A philosophical and pragmatic perspective on art restoration


Whether by accident, malicious intent, or natural process, beautiful and culturally significant works of art tend to change or deteriorate over time. Examples from recent history range from a protester’s deliberate smashing of an Ai Weiwei vase at a museum in Miami in 2012, to the accidental 2019 fire which destroyed the roof and spire, and damaged the windows and vaulted ceilings, of the Notre-Dame de Paris cathedral. In such cases, a decision needs to be made as to what, if anything, should be done.


In his work in the field of art restoration, Professor Rafael De Clercq of Lingnan’s Department of Visual Studies has drawn on his understanding of aesthetics and metaphysics to answer two fundamental questions: first, what is art restoration supposed to achieve; and, second, what is permissible in the achieving of this goal.

Professor DE CLERCQ Rafael


The most common current guidelines for art restoration – such as The Venice Charter for buildings - assume that, when a work is restored, what is original and what is not should always be visible and immediately apparent to all viewers, not just experts. The materials used must be different in nature or colour, so that, for example, anyone looking at the modern Reichstag in Berlin can see its glass and steel dome was not part of the original stone structure.


However, this approach only became popular in the 19th century. Before that, restorers felt at liberty to, say, repaint portions of a painting, or make additions in the original style of a sculpture. From an ontological perspective, artworks were considered in a similar way to tables or chairs – that is, as wholes that have replaceable parts and which remain the same object despite these processes.


From the 19th century onwards, people began to de-restore such objects, taking away the unoriginal parts that may have been added in the 17th or 18th century. The celebrated art critic and writer of the time, John Ruskin, considered all restoration to be a form of deceit. He believed, for example, that all damaged buildings, however architecturally important or aesthetically pleasing they once were, should be left to become ruins.

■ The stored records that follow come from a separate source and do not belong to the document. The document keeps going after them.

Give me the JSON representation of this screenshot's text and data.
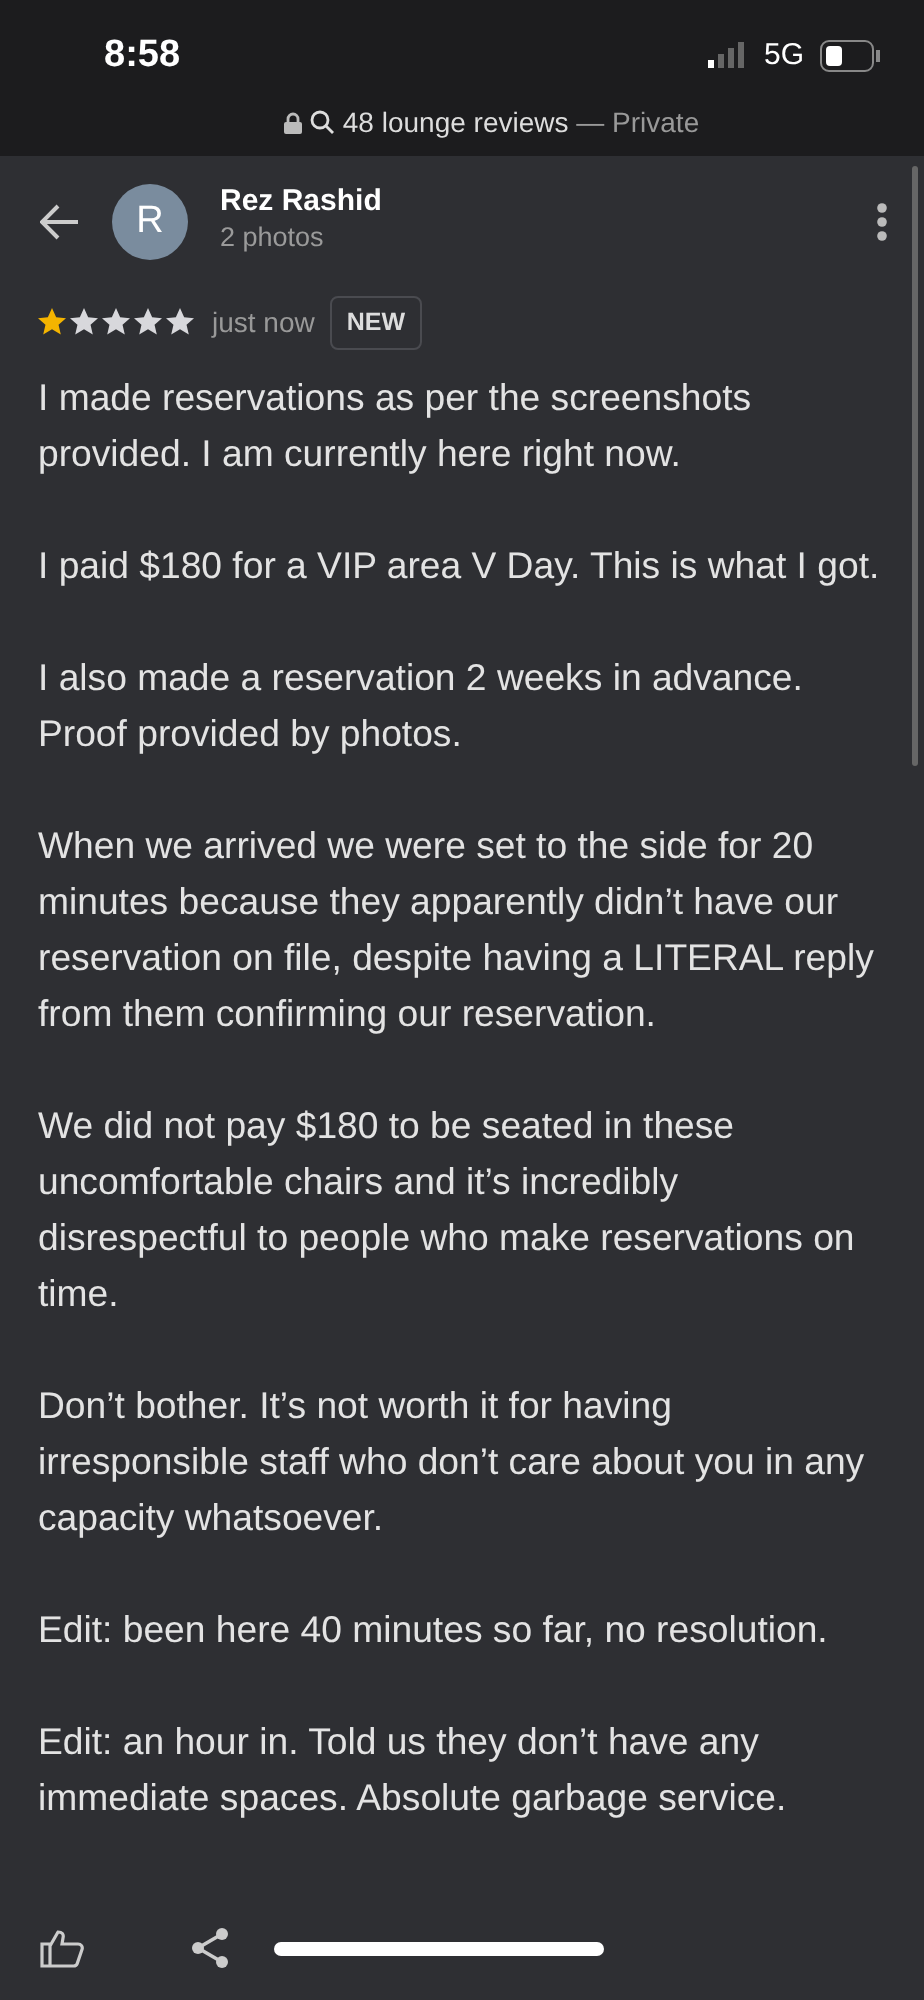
{
  "status_bar": {
    "time": "8:58",
    "network": "5G"
  },
  "address_bar": {
    "title": "48 lounge reviews",
    "separator": "—",
    "mode": "Private"
  },
  "reviewer": {
    "initial": "R",
    "name": "Rez Rashid",
    "photos": "2 photos"
  },
  "review": {
    "stars": 1,
    "time": "just now",
    "badge": "NEW",
    "paragraphs": [
      "I made reservations as per the screenshots provided. I am currently here right now.",
      "I paid $180 for a VIP area V Day. This is what I got.",
      "I also made a reservation 2 weeks in advance. Proof provided by photos.",
      "When we arrived we were set to the side for 20 minutes because they apparently didn’t have our reservation on file, despite having a LITERAL reply from them confirming our reservation.",
      "We did not pay $180 to be seated in these uncomfortable chairs and it’s incredibly disrespectful to people who make reservations on time.",
      "Don’t bother. It’s not worth it for having irresponsible staff who don’t care about you in any capacity whatsoever.",
      "Edit: been here 40 minutes so far, no resolution.",
      "Edit: an hour in. Told us they don’t have any immediate spaces. Absolute garbage service."
    ]
  }
}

Professor De Clercq, though, is unconvinced by the prevailing arguments for such a rigidly purist attitude to what constitutes permissible approaches to restoration. Though all sides of this argument accept the principle of “minimal intervention” - in other words, no more should be done than is necessary to achieve the goal of restoration - he considers a key restriction on what is permissible relates to identity.


While accepting, of course, that practical considerations, as well as the goal of the restoration, should be taken into account, he believes there are circumstances in which it is perfectly acceptable to add new parts to an artwork without making these additions immediately apparent. If the additions are documented, and there is no attempt to falsify the historical evidence, Professor De Clercq doesn’t see why this should be viewed as a form of dishonesty.



To know more about Professor De Clercq's research projects, please click Lingnan Scholars.